(Dataset rows for apps and sites)
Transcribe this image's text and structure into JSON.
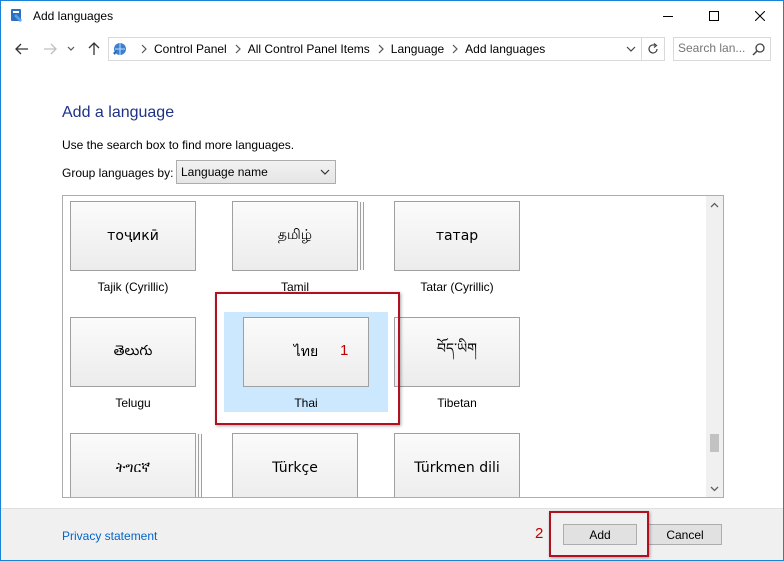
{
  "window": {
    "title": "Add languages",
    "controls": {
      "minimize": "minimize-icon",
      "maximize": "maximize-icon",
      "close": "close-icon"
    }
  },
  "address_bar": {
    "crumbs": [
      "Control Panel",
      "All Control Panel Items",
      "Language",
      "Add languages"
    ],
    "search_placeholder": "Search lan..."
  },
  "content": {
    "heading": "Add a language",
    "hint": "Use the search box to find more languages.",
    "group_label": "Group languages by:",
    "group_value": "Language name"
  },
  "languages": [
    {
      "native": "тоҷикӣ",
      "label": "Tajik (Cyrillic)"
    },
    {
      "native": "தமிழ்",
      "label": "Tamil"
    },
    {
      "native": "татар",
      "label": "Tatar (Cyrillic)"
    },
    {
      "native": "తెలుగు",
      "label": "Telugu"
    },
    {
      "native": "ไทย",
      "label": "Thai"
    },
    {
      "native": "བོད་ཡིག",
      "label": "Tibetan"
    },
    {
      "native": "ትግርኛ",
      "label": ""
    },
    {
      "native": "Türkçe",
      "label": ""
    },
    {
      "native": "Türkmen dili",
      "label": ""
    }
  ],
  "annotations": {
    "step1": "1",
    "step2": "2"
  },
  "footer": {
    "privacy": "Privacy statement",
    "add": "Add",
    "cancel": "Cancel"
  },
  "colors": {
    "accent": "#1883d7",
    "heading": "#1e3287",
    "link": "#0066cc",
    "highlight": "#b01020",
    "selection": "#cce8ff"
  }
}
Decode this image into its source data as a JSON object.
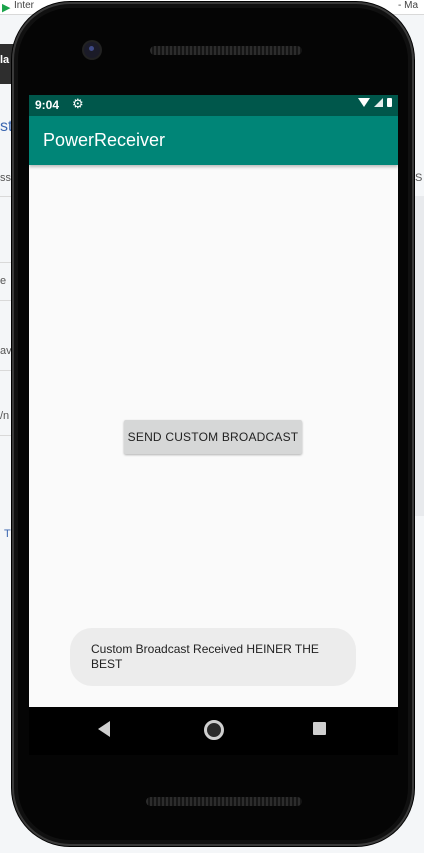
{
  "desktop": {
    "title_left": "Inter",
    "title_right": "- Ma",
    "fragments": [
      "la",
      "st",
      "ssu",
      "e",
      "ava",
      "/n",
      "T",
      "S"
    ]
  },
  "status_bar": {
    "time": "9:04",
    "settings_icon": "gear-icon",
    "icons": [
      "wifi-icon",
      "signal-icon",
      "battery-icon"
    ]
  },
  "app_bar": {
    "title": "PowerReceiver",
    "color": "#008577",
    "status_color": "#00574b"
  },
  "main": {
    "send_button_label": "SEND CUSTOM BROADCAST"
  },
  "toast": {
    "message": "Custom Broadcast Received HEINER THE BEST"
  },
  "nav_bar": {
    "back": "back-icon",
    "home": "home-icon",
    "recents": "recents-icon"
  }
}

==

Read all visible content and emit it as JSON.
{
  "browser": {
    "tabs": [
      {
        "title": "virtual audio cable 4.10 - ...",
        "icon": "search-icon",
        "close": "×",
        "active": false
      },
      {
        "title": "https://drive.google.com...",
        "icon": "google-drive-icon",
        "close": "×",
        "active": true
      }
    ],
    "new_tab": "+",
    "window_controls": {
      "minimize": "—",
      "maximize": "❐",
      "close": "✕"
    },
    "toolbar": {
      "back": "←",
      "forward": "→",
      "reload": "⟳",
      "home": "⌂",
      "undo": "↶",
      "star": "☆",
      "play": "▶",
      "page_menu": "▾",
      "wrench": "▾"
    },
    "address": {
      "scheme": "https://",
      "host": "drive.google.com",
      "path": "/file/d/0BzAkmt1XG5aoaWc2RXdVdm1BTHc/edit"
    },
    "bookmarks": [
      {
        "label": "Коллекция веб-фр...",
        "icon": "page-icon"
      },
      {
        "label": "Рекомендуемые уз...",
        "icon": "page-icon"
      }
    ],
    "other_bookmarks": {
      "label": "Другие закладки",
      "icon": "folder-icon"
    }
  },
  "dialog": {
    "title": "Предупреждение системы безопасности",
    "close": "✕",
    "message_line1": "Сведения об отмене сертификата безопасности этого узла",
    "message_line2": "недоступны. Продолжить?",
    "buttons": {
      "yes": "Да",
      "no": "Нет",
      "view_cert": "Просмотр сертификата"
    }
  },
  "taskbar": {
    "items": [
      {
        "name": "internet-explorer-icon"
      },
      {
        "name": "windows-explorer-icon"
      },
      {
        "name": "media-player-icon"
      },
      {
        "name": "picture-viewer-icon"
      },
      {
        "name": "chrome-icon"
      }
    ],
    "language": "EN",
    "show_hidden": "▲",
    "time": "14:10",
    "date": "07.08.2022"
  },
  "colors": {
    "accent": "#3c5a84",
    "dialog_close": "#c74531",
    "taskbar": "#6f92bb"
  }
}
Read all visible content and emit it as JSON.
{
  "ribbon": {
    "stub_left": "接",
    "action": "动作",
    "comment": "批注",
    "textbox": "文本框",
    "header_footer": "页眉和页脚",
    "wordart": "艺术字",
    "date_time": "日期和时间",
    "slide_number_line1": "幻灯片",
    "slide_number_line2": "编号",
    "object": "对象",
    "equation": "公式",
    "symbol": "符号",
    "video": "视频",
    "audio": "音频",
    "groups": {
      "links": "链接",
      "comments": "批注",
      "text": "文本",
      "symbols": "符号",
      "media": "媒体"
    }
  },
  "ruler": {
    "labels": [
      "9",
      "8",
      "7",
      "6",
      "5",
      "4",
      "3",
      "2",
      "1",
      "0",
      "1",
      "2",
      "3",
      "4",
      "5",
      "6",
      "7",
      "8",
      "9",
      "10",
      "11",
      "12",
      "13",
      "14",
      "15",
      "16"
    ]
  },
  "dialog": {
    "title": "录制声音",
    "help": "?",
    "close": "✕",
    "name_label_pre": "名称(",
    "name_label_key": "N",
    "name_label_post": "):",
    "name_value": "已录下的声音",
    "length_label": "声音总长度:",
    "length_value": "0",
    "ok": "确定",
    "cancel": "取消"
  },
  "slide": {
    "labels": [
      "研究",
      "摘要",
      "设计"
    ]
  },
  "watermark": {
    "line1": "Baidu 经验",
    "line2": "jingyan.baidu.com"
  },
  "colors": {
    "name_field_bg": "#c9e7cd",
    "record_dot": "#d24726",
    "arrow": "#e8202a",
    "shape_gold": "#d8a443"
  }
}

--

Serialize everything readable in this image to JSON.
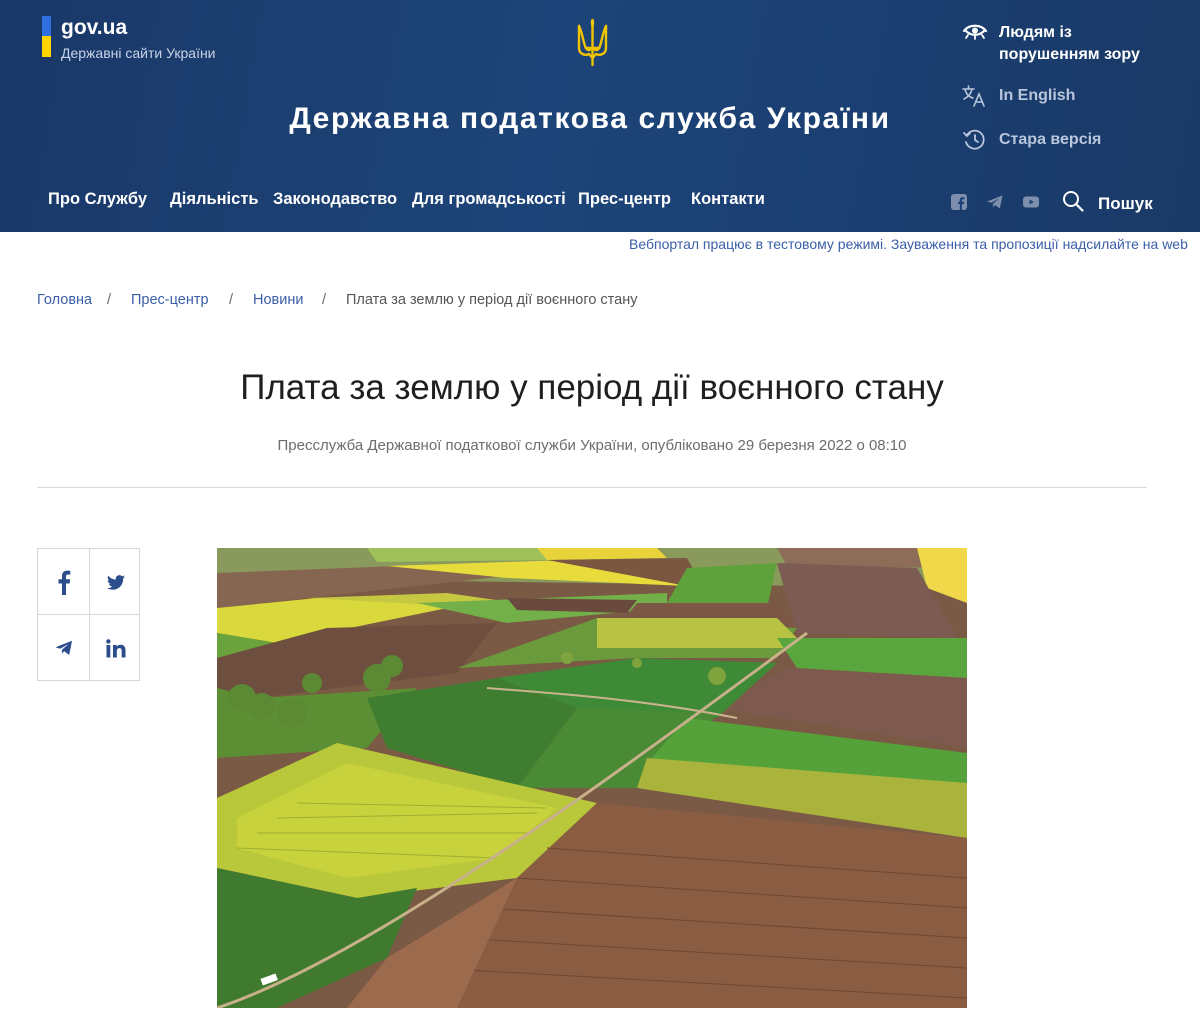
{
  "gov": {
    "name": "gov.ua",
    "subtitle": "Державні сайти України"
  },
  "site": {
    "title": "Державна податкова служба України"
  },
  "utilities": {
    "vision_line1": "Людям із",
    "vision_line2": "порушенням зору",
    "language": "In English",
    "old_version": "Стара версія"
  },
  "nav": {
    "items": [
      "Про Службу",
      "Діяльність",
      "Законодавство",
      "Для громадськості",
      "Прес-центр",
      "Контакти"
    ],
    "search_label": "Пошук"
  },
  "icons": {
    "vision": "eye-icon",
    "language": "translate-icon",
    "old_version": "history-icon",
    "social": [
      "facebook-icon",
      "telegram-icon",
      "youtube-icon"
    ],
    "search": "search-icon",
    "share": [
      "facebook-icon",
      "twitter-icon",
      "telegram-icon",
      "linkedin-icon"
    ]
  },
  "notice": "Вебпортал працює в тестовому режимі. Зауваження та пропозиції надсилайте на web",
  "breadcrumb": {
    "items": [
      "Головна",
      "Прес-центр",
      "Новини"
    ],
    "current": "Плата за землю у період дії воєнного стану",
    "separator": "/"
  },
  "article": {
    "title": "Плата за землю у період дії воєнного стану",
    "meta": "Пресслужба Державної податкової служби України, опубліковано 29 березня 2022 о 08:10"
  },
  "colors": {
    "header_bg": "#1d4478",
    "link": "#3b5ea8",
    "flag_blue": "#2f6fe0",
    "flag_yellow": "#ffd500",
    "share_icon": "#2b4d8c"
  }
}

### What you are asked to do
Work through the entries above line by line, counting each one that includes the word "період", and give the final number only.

### Result for this task
2